- [WHAT TO WORK ON]: Return the data below in full and exactly, except that the pictures are dropped.

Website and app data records
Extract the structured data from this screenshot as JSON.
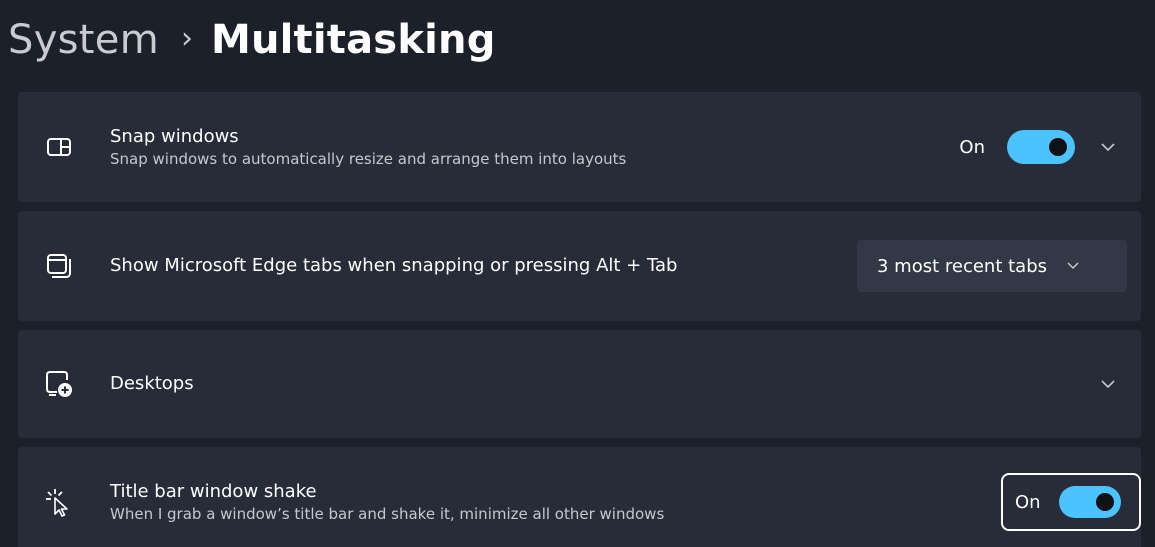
{
  "breadcrumb": {
    "parent": "System",
    "separator": "›",
    "current": "Multitasking"
  },
  "settings": [
    {
      "icon": "snap-windows-icon",
      "title": "Snap windows",
      "description": "Snap windows to automatically resize and arrange them into layouts",
      "state": "On",
      "toggle_on": true,
      "expandable": true
    },
    {
      "icon": "edge-tabs-icon",
      "title": "Show Microsoft Edge tabs when snapping or pressing Alt + Tab",
      "dropdown_value": "3 most recent tabs"
    },
    {
      "icon": "desktops-icon",
      "title": "Desktops",
      "expandable": true
    },
    {
      "icon": "window-shake-icon",
      "title": "Title bar window shake",
      "description": "When I grab a window’s title bar and shake it, minimize all other windows",
      "state": "On",
      "toggle_on": true,
      "focused": true
    }
  ],
  "colors": {
    "background": "#1c202b",
    "card": "#282c38",
    "accent": "#4cc2ff",
    "dropdown": "#333846"
  }
}
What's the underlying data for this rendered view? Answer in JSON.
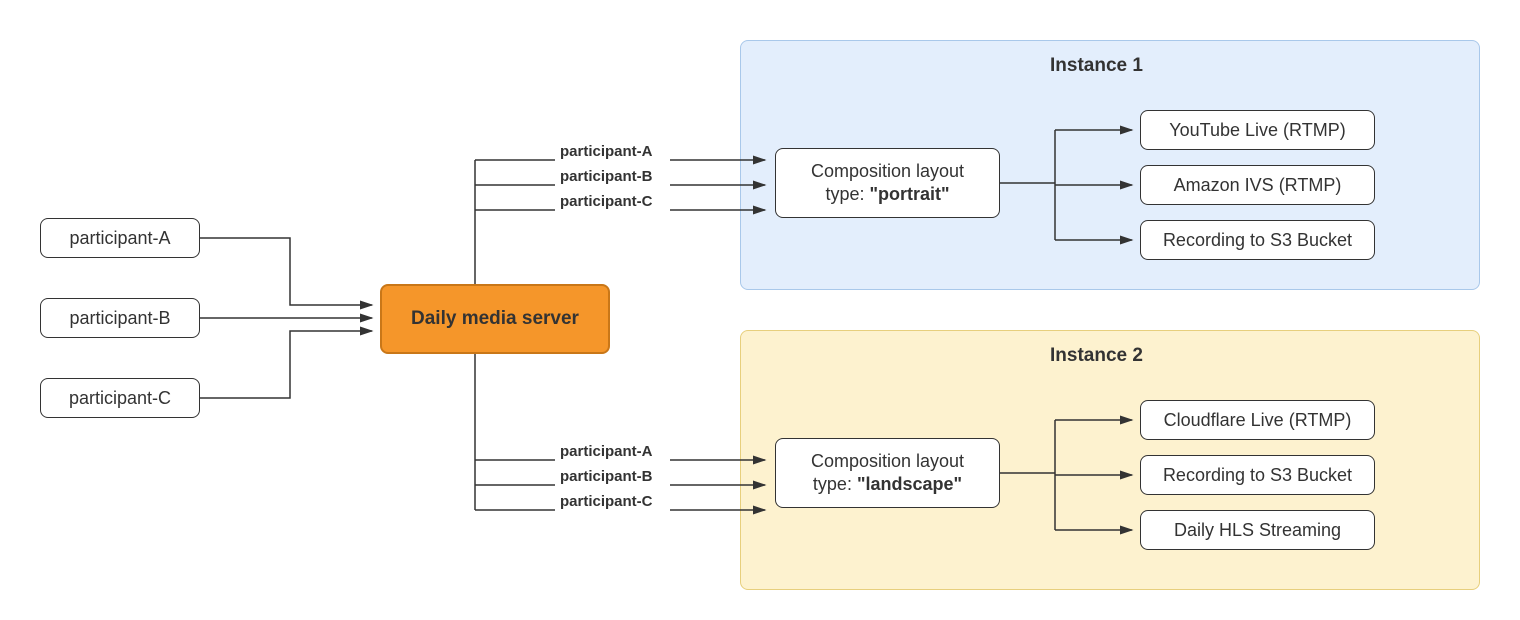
{
  "participants": [
    "participant-A",
    "participant-B",
    "participant-C"
  ],
  "server": {
    "label": "Daily media server"
  },
  "instance1": {
    "title": "Instance 1",
    "edge_labels": [
      "participant-A",
      "participant-B",
      "participant-C"
    ],
    "composition": {
      "line1": "Composition layout",
      "line2_prefix": "type: ",
      "line2_bold": "\"portrait\""
    },
    "outputs": [
      "YouTube Live (RTMP)",
      "Amazon IVS (RTMP)",
      "Recording to S3 Bucket"
    ]
  },
  "instance2": {
    "title": "Instance 2",
    "edge_labels": [
      "participant-A",
      "participant-B",
      "participant-C"
    ],
    "composition": {
      "line1": "Composition layout",
      "line2_prefix": "type: ",
      "line2_bold": "\"landscape\""
    },
    "outputs": [
      "Cloudflare Live (RTMP)",
      "Recording to S3 Bucket",
      "Daily HLS Streaming"
    ]
  }
}
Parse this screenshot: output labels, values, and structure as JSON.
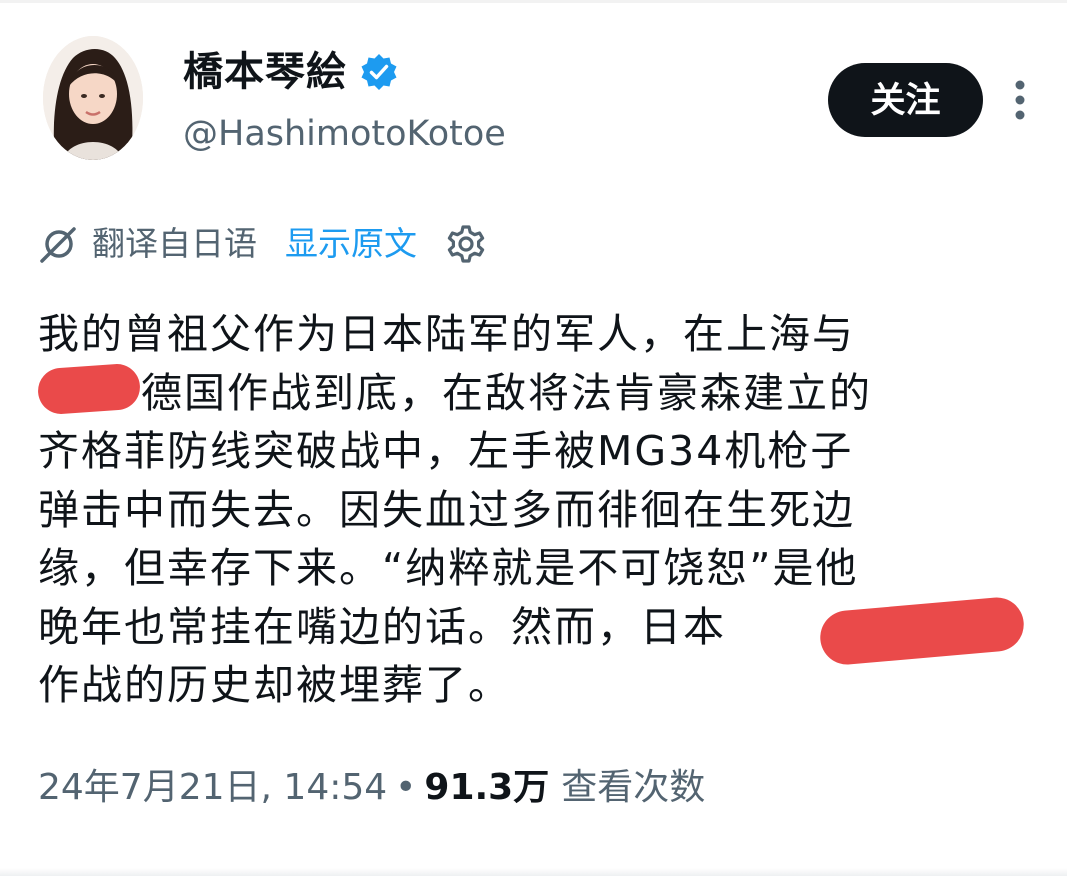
{
  "author": {
    "display_name": "橋本琴絵",
    "handle": "@HashimotoKotoe",
    "verified": true
  },
  "follow_button": {
    "label": "关注"
  },
  "translation": {
    "label": "翻译自日语",
    "show_original": "显示原文"
  },
  "tweet": {
    "lines": [
      "我的曾祖父作为日本陆军的军人，在上海与",
      "德国作战到底，在敌将法肯豪森建立的",
      "齐格菲防线突破战中，左手被MG34机枪子",
      "弹击中而失去。因失血过多而徘徊在生死边",
      "缘，但幸存下来。“纳粹就是不可饶恕”是他",
      "晚年也常挂在嘴边的话。然而，日本",
      "作战的历史却被埋葬了。"
    ]
  },
  "meta": {
    "timestamp": "24年7月21日, 14:54",
    "separator": "•",
    "views_count": "91.3万",
    "views_label": "查看次数"
  },
  "icons": {
    "verified": "verified-badge-icon",
    "more": "more-vertical-icon",
    "translate": "translate-icon",
    "settings": "gear-icon"
  },
  "colors": {
    "accent": "#1d9bf0",
    "secondary_text": "#536471",
    "redaction": "#ea4a4a"
  }
}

- [ANSWER BELOW]:
Extract the structured data from this screenshot as JSON.
{
  "breadcrumb": {
    "parent": "System",
    "separator": "›",
    "current": "Multitasking"
  },
  "settings": [
    {
      "icon": "snap-windows-icon",
      "title": "Snap windows",
      "description": "Snap windows to automatically resize and arrange them into layouts",
      "state": "On",
      "toggle_on": true,
      "expandable": true
    },
    {
      "icon": "edge-tabs-icon",
      "title": "Show Microsoft Edge tabs when snapping or pressing Alt + Tab",
      "dropdown_value": "3 most recent tabs"
    },
    {
      "icon": "desktops-icon",
      "title": "Desktops",
      "expandable": true
    },
    {
      "icon": "window-shake-icon",
      "title": "Title bar window shake",
      "description": "When I grab a window’s title bar and shake it, minimize all other windows",
      "state": "On",
      "toggle_on": true,
      "focused": true
    }
  ],
  "colors": {
    "background": "#1c202b",
    "card": "#282c38",
    "accent": "#4cc2ff",
    "dropdown": "#333846"
  }
}
What's the underlying data for this rendered view? Answer in JSON.
{
  "participants": [
    "participant-A",
    "participant-B",
    "participant-C"
  ],
  "server": {
    "label": "Daily media server"
  },
  "instance1": {
    "title": "Instance 1",
    "edge_labels": [
      "participant-A",
      "participant-B",
      "participant-C"
    ],
    "composition": {
      "line1": "Composition layout",
      "line2_prefix": "type: ",
      "line2_bold": "\"portrait\""
    },
    "outputs": [
      "YouTube Live (RTMP)",
      "Amazon IVS (RTMP)",
      "Recording to S3 Bucket"
    ]
  },
  "instance2": {
    "title": "Instance 2",
    "edge_labels": [
      "participant-A",
      "participant-B",
      "participant-C"
    ],
    "composition": {
      "line1": "Composition layout",
      "line2_prefix": "type: ",
      "line2_bold": "\"landscape\""
    },
    "outputs": [
      "Cloudflare Live (RTMP)",
      "Recording to S3 Bucket",
      "Daily HLS Streaming"
    ]
  }
}
Parse this screenshot: output labels, values, and structure as JSON.
{
  "author": {
    "display_name": "橋本琴絵",
    "handle": "@HashimotoKotoe",
    "verified": true
  },
  "follow_button": {
    "label": "关注"
  },
  "translation": {
    "label": "翻译自日语",
    "show_original": "显示原文"
  },
  "tweet": {
    "lines": [
      "我的曾祖父作为日本陆军的军人，在上海与",
      "德国作战到底，在敌将法肯豪森建立的",
      "齐格菲防线突破战中，左手被MG34机枪子",
      "弹击中而失去。因失血过多而徘徊在生死边",
      "缘，但幸存下来。“纳粹就是不可饶恕”是他",
      "晚年也常挂在嘴边的话。然而，日本",
      "作战的历史却被埋葬了。"
    ]
  },
  "meta": {
    "timestamp": "24年7月21日, 14:54",
    "separator": "•",
    "views_count": "91.3万",
    "views_label": "查看次数"
  },
  "icons": {
    "verified": "verified-badge-icon",
    "more": "more-vertical-icon",
    "translate": "translate-icon",
    "settings": "gear-icon"
  },
  "colors": {
    "accent": "#1d9bf0",
    "secondary_text": "#536471",
    "redaction": "#ea4a4a"
  }
}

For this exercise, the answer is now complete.